If you look at your business from the 20,000-foot level, you'll see that there basically are two ways your business should produce cash for you.

  1. Your business should create excess each month, quarter, and year.
  2. You should be able to generate cash when you sell your business.

Sounds simple, right? Well, how you manage the business each day, and where you decide to place your focus, can have a dramatic affect on how much cash you eventually create for yourself and your family.

Let me show you what I mean.

Creating excess cash

You have to create enough cash every month to get the bills paid, service debt if you have any, take care of you and your family, have the cash to grow and expand the business, have the cash to make improvements to the store over time, etc.

And you also want to be able to generate a return on your investment. You have money at risk and deserve to earn a return on that investment. That means the business needs to generate cash over and above all the current and future needs of the business.

Doing that requires a keen focus on doing everything in your power to cause the business to produce excess cash. It means relentlessly working to grow revenue, reduce expenses, ensure receivables are being collected, reduce inventories, and a whole host of related actions.

Selling the business

The second way your business should create cash for you is when it comes time to sell the business. You've made an investment in the business, and when you sell you, you want to reap the rewards of all of your hard work.

The sale will be for cash, notes, or both. At the end of the day, you want to have enough cash from the sale so that together with your other assets, it helps you live the lifestyle you've chosen for yourself and your family.

How is this accomplished? Generally speaking, most businesses are sold based on their ability to generate cash for their owners. They are usually priced at a multiple of the net cash they generate.

What this means is that it's extremely important that you put your focus and attention on creating cash at the highest levels possible each year. Not only are you increasing your annual return on your investment, you are also making the business worth more money when it is sold.

And you're increasing it by a multiple of cash flow. That means every additional $10,000 the business generates each year, means $40,000 to $60,000 or more at the time of sale. An additional $20,000 each year means an additional $80,000 to $120,000 or more at the time of sale.

Realizing your cash goals

Whether its reaping current benefits or future, if you want to really maximize the amount of cash you generate from your business, don't mistake the profit or loss number you see on your income statement as cash flow. It is one of several components of your cash flow that will influence your current and future gains from your business.

Accounts receivable, inventory, capital expenditures, and debt service have a huge impact on the amount of cash you have available to achieve your financial goals.
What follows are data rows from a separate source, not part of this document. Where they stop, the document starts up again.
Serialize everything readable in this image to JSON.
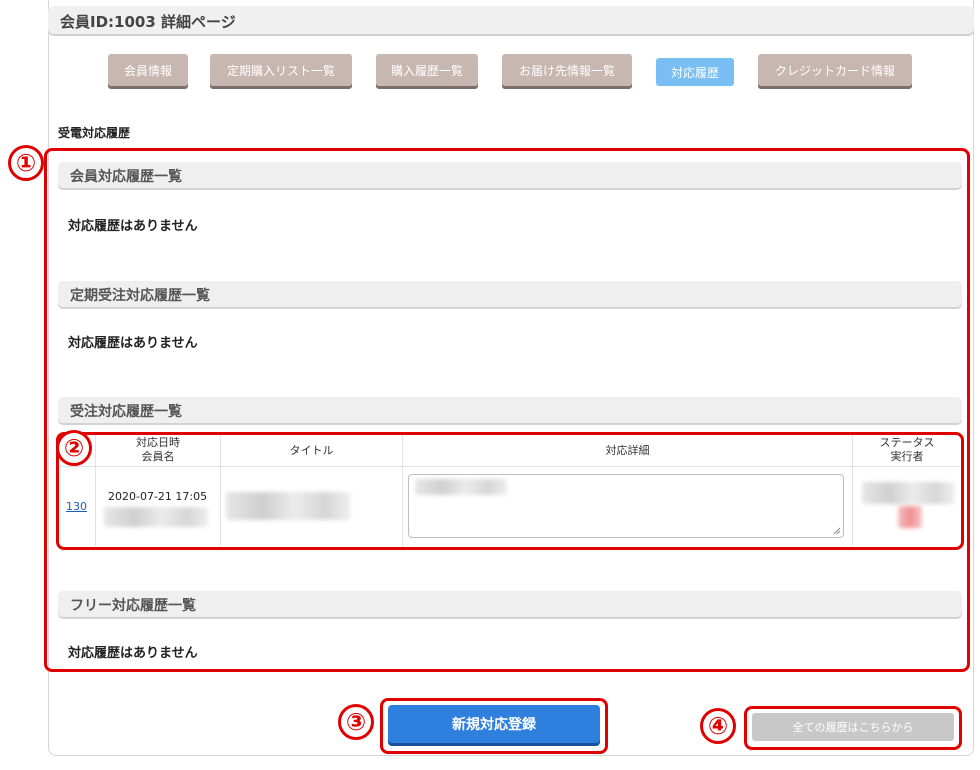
{
  "header": {
    "title": "会員ID:1003 詳細ページ"
  },
  "tabs": [
    {
      "label": "会員情報",
      "active": false
    },
    {
      "label": "定期購入リスト一覧",
      "active": false
    },
    {
      "label": "購入履歴一覧",
      "active": false
    },
    {
      "label": "お届け先情報一覧",
      "active": false
    },
    {
      "label": "対応履歴",
      "active": true
    },
    {
      "label": "クレジットカード情報",
      "active": false
    }
  ],
  "section": {
    "title": "受電対応履歴"
  },
  "lists": {
    "member": {
      "title": "会員対応履歴一覧",
      "empty": "対応履歴はありません"
    },
    "subscription": {
      "title": "定期受注対応履歴一覧",
      "empty": "対応履歴はありません"
    },
    "order": {
      "title": "受注対応履歴一覧",
      "columns": {
        "datetime_line1": "対応日時",
        "datetime_line2": "会員名",
        "title": "タイトル",
        "detail": "対応詳細",
        "status_line1": "ステータス",
        "status_line2": "実行者"
      },
      "rows": [
        {
          "id": "130",
          "datetime": "2020-07-21 17:05"
        }
      ]
    },
    "free": {
      "title": "フリー対応履歴一覧",
      "empty": "対応履歴はありません"
    }
  },
  "buttons": {
    "new_entry": "新規対応登録",
    "all_history": "全ての履歴はこちらから"
  },
  "markers": [
    "①",
    "②",
    "③",
    "④"
  ],
  "colors": {
    "highlight": "#e00000",
    "primary": "#2f7fdf",
    "active_tab": "#79bff4",
    "tab": "#c8b6b0"
  }
}
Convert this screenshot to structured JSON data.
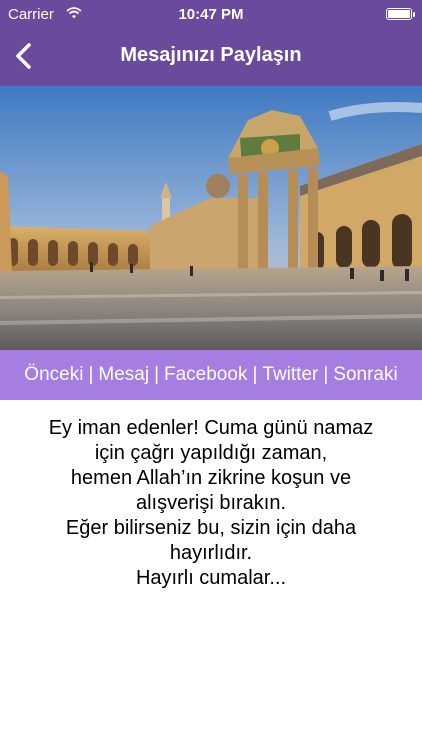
{
  "status_bar": {
    "carrier": "Carrier",
    "time": "10:47 PM"
  },
  "nav": {
    "title": "Mesajınızı Paylaşın",
    "back_icon": "chevron-left-icon"
  },
  "links": {
    "previous": "Önceki",
    "message": "Mesaj",
    "facebook": "Facebook",
    "twitter": "Twitter",
    "next": "Sonraki",
    "separator": "|"
  },
  "message_lines": [
    "Ey iman edenler! Cuma günü namaz",
    "için çağrı yapıldığı zaman,",
    "hemen Allah’ın zikrine koşun ve",
    "alışverişi bırakın.",
    "Eğer bilirseniz bu, sizin için daha",
    "hayırlıdır.",
    "Hayırlı cumalar..."
  ],
  "colors": {
    "nav_bar": "#6a4a9c",
    "link_bar": "#a67de0",
    "text": "#000000"
  }
}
Don't make the mistake of focusing so much on the income statement that these important components of your cash flow are neglected. Your financial security and independence are counting on it.